# SOURCE MATERIAL
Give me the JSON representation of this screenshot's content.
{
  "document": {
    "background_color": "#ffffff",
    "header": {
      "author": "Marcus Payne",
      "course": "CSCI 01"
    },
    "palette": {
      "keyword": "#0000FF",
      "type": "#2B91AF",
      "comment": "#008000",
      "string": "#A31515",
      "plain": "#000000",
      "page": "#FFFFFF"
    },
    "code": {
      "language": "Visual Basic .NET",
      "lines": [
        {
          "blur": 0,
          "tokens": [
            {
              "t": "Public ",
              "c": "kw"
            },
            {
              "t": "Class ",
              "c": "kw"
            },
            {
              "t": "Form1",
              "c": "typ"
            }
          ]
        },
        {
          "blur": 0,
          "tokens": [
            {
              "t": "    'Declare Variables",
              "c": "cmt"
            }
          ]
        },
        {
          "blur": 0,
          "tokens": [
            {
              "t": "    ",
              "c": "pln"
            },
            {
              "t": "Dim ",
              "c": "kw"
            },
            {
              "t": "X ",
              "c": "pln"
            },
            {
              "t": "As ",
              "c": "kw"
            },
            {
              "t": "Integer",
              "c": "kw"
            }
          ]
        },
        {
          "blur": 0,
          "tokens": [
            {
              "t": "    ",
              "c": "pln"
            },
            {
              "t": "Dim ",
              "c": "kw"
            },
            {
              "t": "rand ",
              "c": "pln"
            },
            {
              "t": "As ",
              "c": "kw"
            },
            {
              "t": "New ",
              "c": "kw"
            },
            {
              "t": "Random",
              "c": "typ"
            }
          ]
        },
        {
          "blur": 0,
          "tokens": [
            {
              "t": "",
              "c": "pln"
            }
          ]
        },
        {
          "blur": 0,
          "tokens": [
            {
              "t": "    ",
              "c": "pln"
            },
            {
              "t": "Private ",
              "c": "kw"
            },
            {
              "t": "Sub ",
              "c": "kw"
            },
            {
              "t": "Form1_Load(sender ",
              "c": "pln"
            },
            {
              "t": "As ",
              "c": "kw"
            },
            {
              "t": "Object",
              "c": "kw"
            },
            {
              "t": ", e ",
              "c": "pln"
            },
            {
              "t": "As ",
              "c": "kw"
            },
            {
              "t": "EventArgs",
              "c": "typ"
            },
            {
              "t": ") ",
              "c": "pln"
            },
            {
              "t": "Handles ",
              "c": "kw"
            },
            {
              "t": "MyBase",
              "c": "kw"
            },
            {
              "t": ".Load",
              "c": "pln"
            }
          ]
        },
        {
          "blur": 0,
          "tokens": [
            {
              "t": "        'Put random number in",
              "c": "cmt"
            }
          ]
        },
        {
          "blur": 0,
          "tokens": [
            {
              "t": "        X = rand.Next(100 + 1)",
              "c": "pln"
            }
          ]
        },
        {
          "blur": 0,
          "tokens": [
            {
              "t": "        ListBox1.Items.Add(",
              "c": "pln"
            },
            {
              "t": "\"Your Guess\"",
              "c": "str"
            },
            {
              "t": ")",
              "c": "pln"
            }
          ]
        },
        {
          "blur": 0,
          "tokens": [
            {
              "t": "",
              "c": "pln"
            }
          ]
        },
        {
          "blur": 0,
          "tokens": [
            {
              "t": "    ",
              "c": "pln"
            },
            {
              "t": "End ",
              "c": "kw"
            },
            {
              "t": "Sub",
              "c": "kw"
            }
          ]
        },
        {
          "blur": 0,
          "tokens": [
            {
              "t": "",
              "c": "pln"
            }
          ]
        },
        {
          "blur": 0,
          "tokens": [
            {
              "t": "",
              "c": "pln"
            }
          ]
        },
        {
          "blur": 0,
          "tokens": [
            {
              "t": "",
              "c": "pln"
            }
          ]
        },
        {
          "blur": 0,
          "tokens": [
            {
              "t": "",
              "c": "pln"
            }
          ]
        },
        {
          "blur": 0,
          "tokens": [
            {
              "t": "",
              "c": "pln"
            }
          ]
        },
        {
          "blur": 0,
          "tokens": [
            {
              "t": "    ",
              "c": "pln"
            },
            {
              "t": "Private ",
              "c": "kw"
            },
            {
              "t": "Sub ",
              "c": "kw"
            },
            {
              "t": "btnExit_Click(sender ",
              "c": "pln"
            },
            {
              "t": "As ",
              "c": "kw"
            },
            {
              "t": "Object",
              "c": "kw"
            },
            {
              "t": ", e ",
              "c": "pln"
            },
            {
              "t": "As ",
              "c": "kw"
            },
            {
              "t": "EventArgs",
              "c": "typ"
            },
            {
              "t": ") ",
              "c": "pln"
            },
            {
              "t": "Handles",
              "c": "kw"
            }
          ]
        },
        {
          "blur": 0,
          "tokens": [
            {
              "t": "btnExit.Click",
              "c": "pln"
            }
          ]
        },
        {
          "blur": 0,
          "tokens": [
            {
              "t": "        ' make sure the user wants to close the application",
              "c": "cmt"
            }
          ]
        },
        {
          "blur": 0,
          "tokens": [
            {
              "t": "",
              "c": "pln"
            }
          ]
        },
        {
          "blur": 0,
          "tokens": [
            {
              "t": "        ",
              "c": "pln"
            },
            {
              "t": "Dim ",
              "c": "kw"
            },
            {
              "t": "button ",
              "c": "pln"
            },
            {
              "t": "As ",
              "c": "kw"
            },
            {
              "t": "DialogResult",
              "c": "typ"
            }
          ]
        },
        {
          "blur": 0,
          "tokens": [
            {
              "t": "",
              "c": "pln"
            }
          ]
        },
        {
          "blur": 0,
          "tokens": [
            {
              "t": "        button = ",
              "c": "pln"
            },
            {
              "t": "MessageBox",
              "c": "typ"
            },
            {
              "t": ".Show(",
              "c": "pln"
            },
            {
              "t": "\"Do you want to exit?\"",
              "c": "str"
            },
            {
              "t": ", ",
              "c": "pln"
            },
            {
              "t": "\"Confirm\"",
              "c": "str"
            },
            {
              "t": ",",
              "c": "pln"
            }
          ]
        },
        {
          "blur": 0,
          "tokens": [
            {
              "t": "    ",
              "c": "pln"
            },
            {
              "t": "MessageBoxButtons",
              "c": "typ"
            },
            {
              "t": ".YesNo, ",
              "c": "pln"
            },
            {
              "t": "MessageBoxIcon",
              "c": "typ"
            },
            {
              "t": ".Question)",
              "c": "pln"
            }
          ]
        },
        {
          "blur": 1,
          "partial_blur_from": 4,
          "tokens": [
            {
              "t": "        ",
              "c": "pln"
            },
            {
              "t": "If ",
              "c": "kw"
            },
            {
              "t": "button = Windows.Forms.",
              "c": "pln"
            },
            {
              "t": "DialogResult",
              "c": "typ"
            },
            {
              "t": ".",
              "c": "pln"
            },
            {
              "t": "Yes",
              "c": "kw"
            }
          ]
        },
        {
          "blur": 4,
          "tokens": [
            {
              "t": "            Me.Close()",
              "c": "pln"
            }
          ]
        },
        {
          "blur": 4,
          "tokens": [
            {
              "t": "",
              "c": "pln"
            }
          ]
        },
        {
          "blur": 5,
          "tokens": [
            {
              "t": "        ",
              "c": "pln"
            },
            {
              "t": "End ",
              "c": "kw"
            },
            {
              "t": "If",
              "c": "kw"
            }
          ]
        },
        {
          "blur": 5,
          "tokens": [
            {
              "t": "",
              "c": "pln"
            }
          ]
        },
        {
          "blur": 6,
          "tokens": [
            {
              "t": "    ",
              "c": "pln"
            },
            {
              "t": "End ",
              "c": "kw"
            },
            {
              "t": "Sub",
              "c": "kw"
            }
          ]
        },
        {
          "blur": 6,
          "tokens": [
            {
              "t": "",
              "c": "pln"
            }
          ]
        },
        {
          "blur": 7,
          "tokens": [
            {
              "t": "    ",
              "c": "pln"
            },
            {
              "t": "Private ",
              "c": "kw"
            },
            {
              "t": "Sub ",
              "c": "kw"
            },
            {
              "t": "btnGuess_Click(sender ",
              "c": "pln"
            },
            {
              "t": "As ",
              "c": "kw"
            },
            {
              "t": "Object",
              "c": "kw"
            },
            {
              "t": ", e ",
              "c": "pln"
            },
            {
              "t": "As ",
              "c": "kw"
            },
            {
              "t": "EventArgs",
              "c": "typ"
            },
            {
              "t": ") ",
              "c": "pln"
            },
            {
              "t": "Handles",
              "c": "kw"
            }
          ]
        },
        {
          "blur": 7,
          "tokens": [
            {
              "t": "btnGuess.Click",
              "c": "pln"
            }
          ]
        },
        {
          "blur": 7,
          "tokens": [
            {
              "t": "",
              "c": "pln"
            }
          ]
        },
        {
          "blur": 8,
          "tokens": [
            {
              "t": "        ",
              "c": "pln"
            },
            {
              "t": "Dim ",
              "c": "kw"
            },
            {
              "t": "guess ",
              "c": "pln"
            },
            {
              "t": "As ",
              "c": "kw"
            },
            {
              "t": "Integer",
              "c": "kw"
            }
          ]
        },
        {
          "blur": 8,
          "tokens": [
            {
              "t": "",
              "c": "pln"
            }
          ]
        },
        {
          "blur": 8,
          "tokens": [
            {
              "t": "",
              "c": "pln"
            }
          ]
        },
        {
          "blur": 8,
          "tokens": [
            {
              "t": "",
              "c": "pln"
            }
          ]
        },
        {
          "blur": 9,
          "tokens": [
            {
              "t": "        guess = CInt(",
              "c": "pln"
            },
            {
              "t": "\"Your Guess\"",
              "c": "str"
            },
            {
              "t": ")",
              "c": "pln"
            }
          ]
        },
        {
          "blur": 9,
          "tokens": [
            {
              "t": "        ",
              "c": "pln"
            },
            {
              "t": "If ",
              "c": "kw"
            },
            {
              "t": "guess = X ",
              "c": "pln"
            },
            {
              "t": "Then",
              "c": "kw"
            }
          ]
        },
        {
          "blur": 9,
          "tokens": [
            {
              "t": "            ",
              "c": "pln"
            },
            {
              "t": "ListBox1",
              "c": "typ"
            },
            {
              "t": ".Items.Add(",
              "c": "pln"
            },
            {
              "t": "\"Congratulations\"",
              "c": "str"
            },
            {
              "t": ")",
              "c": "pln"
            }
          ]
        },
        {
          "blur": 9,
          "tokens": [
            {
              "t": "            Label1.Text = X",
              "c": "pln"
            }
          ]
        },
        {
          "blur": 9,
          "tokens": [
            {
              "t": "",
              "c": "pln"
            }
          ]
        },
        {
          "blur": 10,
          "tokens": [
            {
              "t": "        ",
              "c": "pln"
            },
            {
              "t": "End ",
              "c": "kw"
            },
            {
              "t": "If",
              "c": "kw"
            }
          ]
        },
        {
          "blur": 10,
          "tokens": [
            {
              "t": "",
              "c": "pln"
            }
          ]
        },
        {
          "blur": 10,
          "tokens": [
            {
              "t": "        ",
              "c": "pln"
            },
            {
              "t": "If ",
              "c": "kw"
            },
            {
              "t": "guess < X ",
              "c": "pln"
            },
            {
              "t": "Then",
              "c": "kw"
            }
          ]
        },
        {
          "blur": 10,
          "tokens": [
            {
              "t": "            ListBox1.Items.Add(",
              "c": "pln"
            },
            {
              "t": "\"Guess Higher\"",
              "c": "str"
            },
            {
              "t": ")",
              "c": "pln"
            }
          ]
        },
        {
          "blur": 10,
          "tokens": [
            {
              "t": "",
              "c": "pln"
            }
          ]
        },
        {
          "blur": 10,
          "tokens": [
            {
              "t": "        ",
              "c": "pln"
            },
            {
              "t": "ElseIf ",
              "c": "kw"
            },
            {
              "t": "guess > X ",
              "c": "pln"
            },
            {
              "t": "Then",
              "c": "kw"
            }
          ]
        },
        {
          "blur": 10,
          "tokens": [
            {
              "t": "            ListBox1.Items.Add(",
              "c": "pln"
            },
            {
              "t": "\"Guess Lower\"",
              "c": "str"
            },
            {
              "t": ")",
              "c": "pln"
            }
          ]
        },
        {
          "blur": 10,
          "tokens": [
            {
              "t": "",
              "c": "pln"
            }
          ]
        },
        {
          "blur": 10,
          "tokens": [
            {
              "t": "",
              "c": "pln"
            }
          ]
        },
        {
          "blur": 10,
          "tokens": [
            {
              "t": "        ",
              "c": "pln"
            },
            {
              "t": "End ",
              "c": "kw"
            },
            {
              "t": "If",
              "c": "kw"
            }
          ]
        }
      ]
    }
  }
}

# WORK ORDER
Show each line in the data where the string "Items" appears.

# TASK OUTPUT
              "t": "        ListBox1.Items.Add(",
              "t": ".Items.Add(",
              "t": "            ListBox1.Items.Add(",
              "t": "            ListBox1.Items.Add(",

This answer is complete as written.